Healthcare workers, nurses, community support workers, paramedics go into their profession knowing it demands a 24/7, year-round commitment. But when it comes to holidays, it’s difficult when you find yourself hard at work at the hospital while others are opening presents and celebrating with family and friends.
One of the few industries exempt from downtime or a more relaxed pace, the holiday season is an usually busy time for healthcare workers. Availability of fewer hospital resources, more accidents due to alcohol, depression, or loneliness, supporting the emotional needs of struggling patients or families – there are a number of factors that put additional stress on healthcare workers during this period.
It can be particularly extra taxing during the holiday season, as most patients would much rather be home with loved ones. Here are five tips to help healthcare workers manage stress during the holidays.
Staying realistic and grounded

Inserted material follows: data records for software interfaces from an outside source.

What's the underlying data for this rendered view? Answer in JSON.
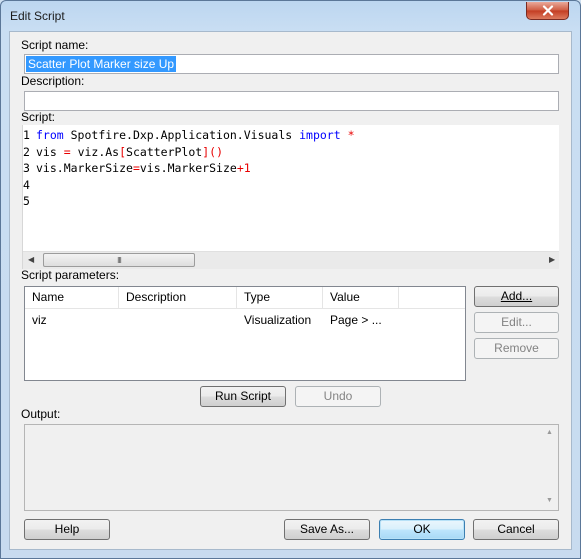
{
  "window": {
    "title": "Edit Script"
  },
  "fields": {
    "script_name_label": "Script name:",
    "script_name_value": "Scatter Plot Marker size Up",
    "description_label": "Description:",
    "description_value": "",
    "script_label": "Script:"
  },
  "editor": {
    "line_numbers": [
      "1",
      "2",
      "3",
      "4",
      "5"
    ],
    "lines": [
      [
        {
          "t": "from",
          "c": "kw"
        },
        {
          "t": " Spotfire.Dxp.Application.Visuals ",
          "c": ""
        },
        {
          "t": "import",
          "c": "kw"
        },
        {
          "t": " ",
          "c": ""
        },
        {
          "t": "*",
          "c": "op"
        }
      ],
      [
        {
          "t": "vis ",
          "c": ""
        },
        {
          "t": "=",
          "c": "op"
        },
        {
          "t": " viz.As",
          "c": ""
        },
        {
          "t": "[",
          "c": "op"
        },
        {
          "t": "ScatterPlot",
          "c": ""
        },
        {
          "t": "]()",
          "c": "op"
        }
      ],
      [
        {
          "t": "vis.MarkerSize",
          "c": ""
        },
        {
          "t": "=",
          "c": "op"
        },
        {
          "t": "vis.MarkerSize",
          "c": ""
        },
        {
          "t": "+1",
          "c": "op"
        }
      ],
      [],
      []
    ],
    "hscroll": {
      "left_arrow": "◀",
      "right_arrow": "▶",
      "grip": "III"
    }
  },
  "parameters": {
    "label": "Script parameters:",
    "columns": [
      "Name",
      "Description",
      "Type",
      "Value"
    ],
    "rows": [
      {
        "name": "viz",
        "description": "",
        "type": "Visualization",
        "value": "Page > ..."
      }
    ],
    "add_label": "Add...",
    "edit_label": "Edit...",
    "remove_label": "Remove"
  },
  "actions": {
    "run_label": "Run Script",
    "undo_label": "Undo"
  },
  "output": {
    "label": "Output:",
    "up_arrow": "▲",
    "down_arrow": "▼"
  },
  "footer": {
    "help_label": "Help",
    "save_as_label": "Save As...",
    "ok_label": "OK",
    "cancel_label": "Cancel"
  },
  "colors": {
    "keyword": "#0000ff",
    "operator": "#e80000",
    "selection": "#3399ff"
  },
  "icons": {
    "close": "close-icon"
  }
}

Depression, “holiday blues,” and suicide rates often increase during this time period, as does alcohol and drug use. Having an honest expectation of red flags to watch out for and precautions to take for ourselves, as well as others, is especially important during this time of year for health professionals.
Staying grounded is equally important – making the best of the situation is the healthiest approach.
Remember the Big Picture
Know that the chaos will pass.
It is important to remember that holiday season is only a matter of weeks in the span of your entire year. You will have a chance to get back to your family, and friends at the end of the day.
It also helps knowing that you have the unique privilege of bringing care and joy to your patients during a very difficult time. Remember why you chose to work in this profession in the first place. Go back to your foundations.
Start some new traditions that accommodate hospital work: a funny gift swap with co-workers, a “worst holiday sweater” contest, or simply a potluck. Bring life into your day to day work, to help you and others remain in the spirit of the holidays. It’s a trying time not just only for you but also your patients
However, do remember that a hospital or retirement facility has people from different backgrounds, be inclusive.
Plan for what you can
Simple steps to make to-do lists or getting things done ahead of time will help keep you be more organized and present during the holidays. Whether that is planning gifts for your family, or planning meals so you won’t have to go home and start your preparations, it’s a good time to take out your trusted planning calendar and jot down some notes.
An excellent professional initiates processes of change and is an influencer of his or her profession within and outside his own professional field or organization. Don’t overcommit to attending family or friend events on your day offs. Instead of overburdening yourself with too many gatherings or commitments, know that it is okay to say no and put your mental health first.
Listen to your body
The holiday season brings more stress, more travel, and generally less rest.
Staying active, hydrated, and well rested are key, but remember to take the time to stay centred and focused within yourself, whether it be through meditation or even just a quick 10-15 of deep breaths and relaxation.
Your mind and body will tell you what you need.
Lastly, don’t be afraid to ask for help or to offer it to someone who needs it. Approaching the holidays with a healthy mindset will make time with family and friends safer and more enjoyable.